Exercise goal:
Retype all of the listing exactly, passing over any picture you find.

Available data:
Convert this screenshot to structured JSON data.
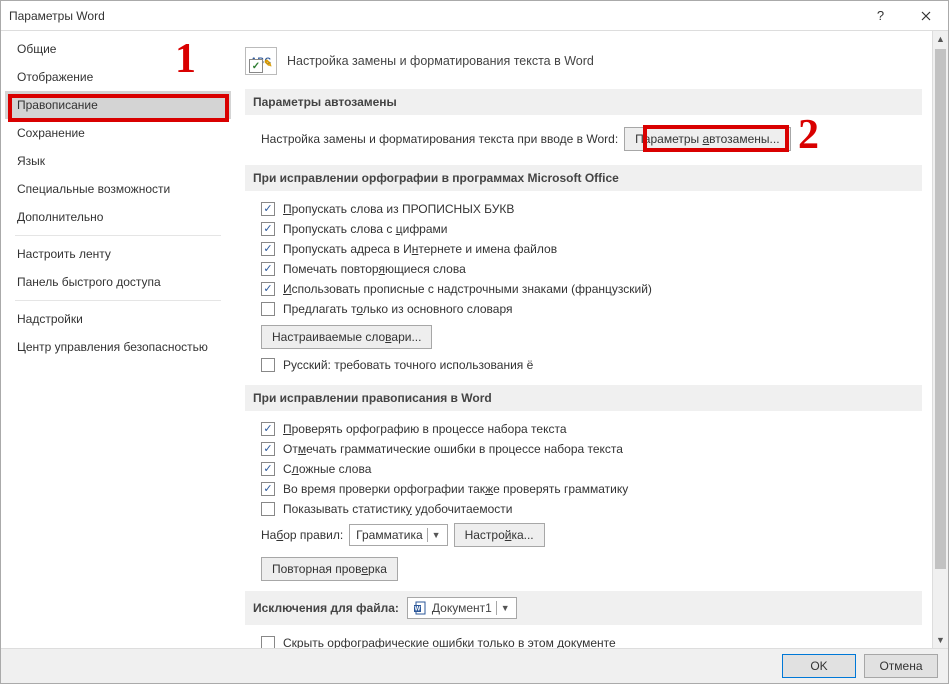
{
  "window": {
    "title": "Параметры Word"
  },
  "sidebar": {
    "groups": [
      [
        "Общие",
        "Отображение",
        "Правописание",
        "Сохранение",
        "Язык",
        "Специальные возможности",
        "Дополнительно"
      ],
      [
        "Настроить ленту",
        "Панель быстрого доступа"
      ],
      [
        "Надстройки",
        "Центр управления безопасностью"
      ]
    ],
    "selected": "Правописание"
  },
  "header": {
    "text": "Настройка замены и форматирования текста в Word"
  },
  "section_autocorrect": {
    "title": "Параметры автозамены",
    "desc": "Настройка замены и форматирования текста при вводе в Word:",
    "button": "Параметры автозамены..."
  },
  "section_spell_office": {
    "title": "При исправлении орфографии в программах Microsoft Office",
    "checks": [
      {
        "label": "Пропускать слова из ПРОПИСНЫХ БУКВ",
        "checked": true
      },
      {
        "label": "Пропускать слова с цифрами",
        "checked": true
      },
      {
        "label": "Пропускать адреса в Интернете и имена файлов",
        "checked": true
      },
      {
        "label": "Помечать повторяющиеся слова",
        "checked": true
      },
      {
        "label": "Использовать прописные с надстрочными знаками (французский)",
        "checked": true
      },
      {
        "label": "Предлагать только из основного словаря",
        "checked": false
      }
    ],
    "dict_button": "Настраиваемые словари...",
    "russian": {
      "label": "Русский: требовать точного использования ё",
      "checked": false
    }
  },
  "section_spell_word": {
    "title": "При исправлении правописания в Word",
    "checks": [
      {
        "label": "Проверять орфографию в процессе набора текста",
        "checked": true
      },
      {
        "label": "Отмечать грамматические ошибки в процессе набора текста",
        "checked": true
      },
      {
        "label": "Сложные слова",
        "checked": true
      },
      {
        "label": "Во время проверки орфографии также проверять грамматику",
        "checked": true
      },
      {
        "label": "Показывать статистику удобочитаемости",
        "checked": false
      }
    ],
    "ruleset_label": "Набор правил:",
    "ruleset_value": "Грамматика",
    "settings_button": "Настройка...",
    "recheck_button": "Повторная проверка"
  },
  "section_exceptions": {
    "title": "Исключения для файла:",
    "file_value": "Документ1",
    "checks": [
      {
        "label": "Скрыть орфографические ошибки только в этом документе",
        "checked": false
      }
    ]
  },
  "footer": {
    "ok": "OK",
    "cancel": "Отмена"
  },
  "annot": {
    "one": "1",
    "two": "2"
  }
}
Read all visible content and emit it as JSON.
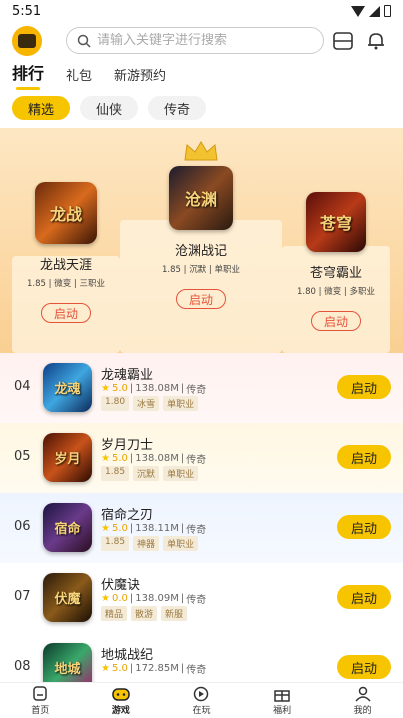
{
  "status_bar": {
    "time": "5:51"
  },
  "search": {
    "placeholder": "请输入关键字进行搜索"
  },
  "tabs": [
    {
      "label": "排行",
      "active": true
    },
    {
      "label": "礼包",
      "active": false
    },
    {
      "label": "新游预约",
      "active": false
    }
  ],
  "chips": [
    {
      "label": "精选",
      "active": true
    },
    {
      "label": "仙侠",
      "active": false
    },
    {
      "label": "传奇",
      "active": false
    }
  ],
  "podium": [
    {
      "rank": 2,
      "name": "龙战天涯",
      "meta": "1.85 | 微变 | 三职业",
      "button": "启动",
      "icon_text": "龙战"
    },
    {
      "rank": 1,
      "name": "沧渊战记",
      "meta": "1.85 | 沉默 | 单职业",
      "button": "启动",
      "icon_text": "沧渊"
    },
    {
      "rank": 3,
      "name": "苍穹霸业",
      "meta": "1.80 | 微变 | 多职业",
      "button": "启动",
      "icon_text": "苍穹"
    }
  ],
  "list": [
    {
      "rank": "04",
      "name": "龙魂霸业",
      "score": "5.0",
      "size": "138.08M",
      "genre": "传奇",
      "tags": [
        "1.80",
        "冰雪",
        "单职业"
      ],
      "button": "启动",
      "icon_text": "龙魂",
      "bg": "#fff3f1"
    },
    {
      "rank": "05",
      "name": "岁月刀士",
      "score": "5.0",
      "size": "138.08M",
      "genre": "传奇",
      "tags": [
        "1.85",
        "沉默",
        "单职业"
      ],
      "button": "启动",
      "icon_text": "岁月",
      "bg": "#fff8e6"
    },
    {
      "rank": "06",
      "name": "宿命之刃",
      "score": "5.0",
      "size": "138.11M",
      "genre": "传奇",
      "tags": [
        "1.85",
        "神器",
        "单职业"
      ],
      "button": "启动",
      "icon_text": "宿命",
      "bg": "#f1f6ff"
    },
    {
      "rank": "07",
      "name": "伏魔诀",
      "score": "0.0",
      "size": "138.09M",
      "genre": "传奇",
      "tags": [
        "精品",
        "散游",
        "新服"
      ],
      "button": "启动",
      "icon_text": "伏魔",
      "bg": "#ffffff"
    },
    {
      "rank": "08",
      "name": "地城战纪",
      "score": "5.0",
      "size": "172.85M",
      "genre": "传奇",
      "tags": [],
      "button": "启动",
      "icon_text": "地城",
      "bg": "#ffffff"
    }
  ],
  "bottom_nav": [
    {
      "label": "首页",
      "icon": "home-icon",
      "active": false
    },
    {
      "label": "游戏",
      "icon": "gamepad-icon",
      "active": true
    },
    {
      "label": "在玩",
      "icon": "play-icon",
      "active": false
    },
    {
      "label": "福利",
      "icon": "gift-icon",
      "active": false
    },
    {
      "label": "我的",
      "icon": "profile-icon",
      "active": false
    }
  ],
  "colors": {
    "accent": "#f7c400",
    "podium_button": "#e5533b"
  }
}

Exercise output:
Convert this screenshot to structured JSON data.
{
  "window": {
    "title": "Параметры Word"
  },
  "sidebar": {
    "groups": [
      [
        "Общие",
        "Отображение",
        "Правописание",
        "Сохранение",
        "Язык",
        "Специальные возможности",
        "Дополнительно"
      ],
      [
        "Настроить ленту",
        "Панель быстрого доступа"
      ],
      [
        "Надстройки",
        "Центр управления безопасностью"
      ]
    ],
    "selected": "Правописание"
  },
  "header": {
    "text": "Настройка замены и форматирования текста в Word"
  },
  "section_autocorrect": {
    "title": "Параметры автозамены",
    "desc": "Настройка замены и форматирования текста при вводе в Word:",
    "button": "Параметры автозамены..."
  },
  "section_spell_office": {
    "title": "При исправлении орфографии в программах Microsoft Office",
    "checks": [
      {
        "label": "Пропускать слова из ПРОПИСНЫХ БУКВ",
        "checked": true
      },
      {
        "label": "Пропускать слова с цифрами",
        "checked": true
      },
      {
        "label": "Пропускать адреса в Интернете и имена файлов",
        "checked": true
      },
      {
        "label": "Помечать повторяющиеся слова",
        "checked": true
      },
      {
        "label": "Использовать прописные с надстрочными знаками (французский)",
        "checked": true
      },
      {
        "label": "Предлагать только из основного словаря",
        "checked": false
      }
    ],
    "dict_button": "Настраиваемые словари...",
    "russian": {
      "label": "Русский: требовать точного использования ё",
      "checked": false
    }
  },
  "section_spell_word": {
    "title": "При исправлении правописания в Word",
    "checks": [
      {
        "label": "Проверять орфографию в процессе набора текста",
        "checked": true
      },
      {
        "label": "Отмечать грамматические ошибки в процессе набора текста",
        "checked": true
      },
      {
        "label": "Сложные слова",
        "checked": true
      },
      {
        "label": "Во время проверки орфографии также проверять грамматику",
        "checked": true
      },
      {
        "label": "Показывать статистику удобочитаемости",
        "checked": false
      }
    ],
    "ruleset_label": "Набор правил:",
    "ruleset_value": "Грамматика",
    "settings_button": "Настройка...",
    "recheck_button": "Повторная проверка"
  },
  "section_exceptions": {
    "title": "Исключения для файла:",
    "file_value": "Документ1",
    "checks": [
      {
        "label": "Скрыть орфографические ошибки только в этом документе",
        "checked": false
      }
    ]
  },
  "footer": {
    "ok": "OK",
    "cancel": "Отмена"
  },
  "annot": {
    "one": "1",
    "two": "2"
  }
}
Read all visible content and emit it as JSON.
{
  "status_bar": {
    "time": "5:51"
  },
  "search": {
    "placeholder": "请输入关键字进行搜索"
  },
  "tabs": [
    {
      "label": "排行",
      "active": true
    },
    {
      "label": "礼包",
      "active": false
    },
    {
      "label": "新游预约",
      "active": false
    }
  ],
  "chips": [
    {
      "label": "精选",
      "active": true
    },
    {
      "label": "仙侠",
      "active": false
    },
    {
      "label": "传奇",
      "active": false
    }
  ],
  "podium": [
    {
      "rank": 2,
      "name": "龙战天涯",
      "meta": "1.85 | 微变 | 三职业",
      "button": "启动",
      "icon_text": "龙战"
    },
    {
      "rank": 1,
      "name": "沧渊战记",
      "meta": "1.85 | 沉默 | 单职业",
      "button": "启动",
      "icon_text": "沧渊"
    },
    {
      "rank": 3,
      "name": "苍穹霸业",
      "meta": "1.80 | 微变 | 多职业",
      "button": "启动",
      "icon_text": "苍穹"
    }
  ],
  "list": [
    {
      "rank": "04",
      "name": "龙魂霸业",
      "score": "5.0",
      "size": "138.08M",
      "genre": "传奇",
      "tags": [
        "1.80",
        "冰雪",
        "单职业"
      ],
      "button": "启动",
      "icon_text": "龙魂",
      "bg": "#fff3f1"
    },
    {
      "rank": "05",
      "name": "岁月刀士",
      "score": "5.0",
      "size": "138.08M",
      "genre": "传奇",
      "tags": [
        "1.85",
        "沉默",
        "单职业"
      ],
      "button": "启动",
      "icon_text": "岁月",
      "bg": "#fff8e6"
    },
    {
      "rank": "06",
      "name": "宿命之刃",
      "score": "5.0",
      "size": "138.11M",
      "genre": "传奇",
      "tags": [
        "1.85",
        "神器",
        "单职业"
      ],
      "button": "启动",
      "icon_text": "宿命",
      "bg": "#f1f6ff"
    },
    {
      "rank": "07",
      "name": "伏魔诀",
      "score": "0.0",
      "size": "138.09M",
      "genre": "传奇",
      "tags": [
        "精品",
        "散游",
        "新服"
      ],
      "button": "启动",
      "icon_text": "伏魔",
      "bg": "#ffffff"
    },
    {
      "rank": "08",
      "name": "地城战纪",
      "score": "5.0",
      "size": "172.85M",
      "genre": "传奇",
      "tags": [],
      "button": "启动",
      "icon_text": "地城",
      "bg": "#ffffff"
    }
  ],
  "bottom_nav": [
    {
      "label": "首页",
      "icon": "home-icon",
      "active": false
    },
    {
      "label": "游戏",
      "icon": "gamepad-icon",
      "active": true
    },
    {
      "label": "在玩",
      "icon": "play-icon",
      "active": false
    },
    {
      "label": "福利",
      "icon": "gift-icon",
      "active": false
    },
    {
      "label": "我的",
      "icon": "profile-icon",
      "active": false
    }
  ],
  "colors": {
    "accent": "#f7c400",
    "podium_button": "#e5533b"
  }
}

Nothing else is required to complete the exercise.